Dr Sturges surveyed 200 graduates who have recently joined British Airways, BT, Lloyds TSB and Nestle and found that although they are committed to the companies for which they work, they don't want to work around the clock. "The preliminary findings from our research show that even before starting work graduates are determined not to sacrifice their lives for their careers."
Dr Sturges says that the majority of those surveyed think that they are more likely to be recognised for working hard than for working long hours.
"Unfortunately a macho culture prevails in British companies," she says. "Nobody wants to be seen to leave first and so people sit around being unproductive. The Germans make jokes about it and say that the British must be terrible at their jobs because they all stay in the office so late."
Dr Sturges says that if graduates are to progress quickly up the career ladder then they must be prepared to work hard and put in long hours. They must also learn other strategies for survival.
Ambitious newcomers to a company should make sure they become highly visible as quickly as possible and that doesn't mean wearing an outlandish tie. Only 26 per cent of those surveyed by Birkbeck College said that they definitely make their accomplishments known to their bosses, and only six per cent said that they would definitely try to work with a known high flyer.

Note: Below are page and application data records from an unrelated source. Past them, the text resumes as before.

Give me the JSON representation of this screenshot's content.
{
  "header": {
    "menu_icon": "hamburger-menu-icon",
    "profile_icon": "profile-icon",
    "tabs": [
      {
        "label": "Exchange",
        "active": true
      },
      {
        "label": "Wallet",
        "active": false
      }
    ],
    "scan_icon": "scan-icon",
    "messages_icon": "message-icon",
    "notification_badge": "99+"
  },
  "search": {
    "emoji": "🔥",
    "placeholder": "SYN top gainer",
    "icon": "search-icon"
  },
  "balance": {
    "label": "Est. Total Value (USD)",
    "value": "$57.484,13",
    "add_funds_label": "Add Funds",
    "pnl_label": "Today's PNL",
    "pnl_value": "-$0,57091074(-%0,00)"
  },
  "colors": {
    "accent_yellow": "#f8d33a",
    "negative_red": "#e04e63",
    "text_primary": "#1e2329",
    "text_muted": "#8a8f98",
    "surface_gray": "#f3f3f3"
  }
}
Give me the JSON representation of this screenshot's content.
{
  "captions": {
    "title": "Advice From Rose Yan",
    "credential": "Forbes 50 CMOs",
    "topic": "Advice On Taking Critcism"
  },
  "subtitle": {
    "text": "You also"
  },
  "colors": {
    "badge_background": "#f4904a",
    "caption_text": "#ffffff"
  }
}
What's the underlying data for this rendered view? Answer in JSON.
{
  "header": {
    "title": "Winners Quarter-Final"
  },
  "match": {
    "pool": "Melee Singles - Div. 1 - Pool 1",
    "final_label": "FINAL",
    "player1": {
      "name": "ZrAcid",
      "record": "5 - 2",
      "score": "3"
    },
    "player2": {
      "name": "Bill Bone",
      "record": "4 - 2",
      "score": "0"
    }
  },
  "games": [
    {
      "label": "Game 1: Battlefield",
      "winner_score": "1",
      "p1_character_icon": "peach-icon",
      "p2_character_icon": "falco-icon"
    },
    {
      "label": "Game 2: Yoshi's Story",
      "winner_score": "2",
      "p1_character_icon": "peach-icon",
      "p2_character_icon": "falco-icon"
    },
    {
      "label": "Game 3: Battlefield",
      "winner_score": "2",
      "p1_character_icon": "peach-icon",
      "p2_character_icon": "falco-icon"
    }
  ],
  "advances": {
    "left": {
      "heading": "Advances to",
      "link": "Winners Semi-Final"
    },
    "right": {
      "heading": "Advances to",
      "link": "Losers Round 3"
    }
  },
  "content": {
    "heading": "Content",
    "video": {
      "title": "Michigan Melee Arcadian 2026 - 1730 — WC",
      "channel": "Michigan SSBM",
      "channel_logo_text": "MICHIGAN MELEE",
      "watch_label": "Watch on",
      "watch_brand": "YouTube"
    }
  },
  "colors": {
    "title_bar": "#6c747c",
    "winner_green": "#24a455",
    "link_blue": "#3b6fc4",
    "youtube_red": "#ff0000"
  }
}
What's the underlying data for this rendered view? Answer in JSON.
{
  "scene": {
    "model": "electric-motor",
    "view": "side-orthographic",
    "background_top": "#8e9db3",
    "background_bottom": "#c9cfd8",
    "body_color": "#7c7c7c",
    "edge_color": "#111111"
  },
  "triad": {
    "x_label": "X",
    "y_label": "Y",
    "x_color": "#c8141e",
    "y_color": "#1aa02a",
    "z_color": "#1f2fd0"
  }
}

However, Dr Sturges explains that research shows that graduates who do well are those who get to know the most right people and who try to get involved in important projects from the start. However, she warns that a balance must be struck "you also must not be seen as too pushy," she says.
Sarah, a 23 year old graduate trainee with a blue chip company says "I know that I should be impressing people but I it can be very difficult to do it without looking as if you are showing off. I also don't want to piss off the others on the training scheme."
Dr Sturges also says that graduates should realise that all jobs involve some boring elements but she warns that they must not allow themselves to get stuck with boring jobs all the time.
Office politics are another minefield she says. "It's not like anything you experience at university. You have to identify the different power struggles going on around you and learn how to cope with them."
One of the most difficult situations to handle is a boss that takes credit for all your hard work or ideas, as James another graduate trainee explains. "I'm working for someone who I don't really respect. I'm not learning from him because he's not good at his job. Not only does he take the credit for my good work he also blames me when things go wrong."
These situations are difficult and sometimes the only answer is to knuckle under and just get on with it. Fortunately for James his trainee scheme means that he will soon work in another area of the business with a different boss.
Some companies operate mentoring schemes where graduate trainees are teamed with members of staff who have already been through the scheme and they are often a good source of informal information on the way that things work within a company.
But she adds that graduates shouldn't expect to have their hands held once they join an organisation. "Employers increasingly expect graduates to manage their own careers. They have to help themselves and be prepared to spend their own time doing work-related reading for example, as well as having a plan for the short and long term on how they are going to achieve it."
It is not just graduates who have to face reality, employers have to manage this new generation of workers carefully. "It's going to be a challenge for employers to meet graduates' high expectations or risk them being demotivated and leaving," she says.Reuse content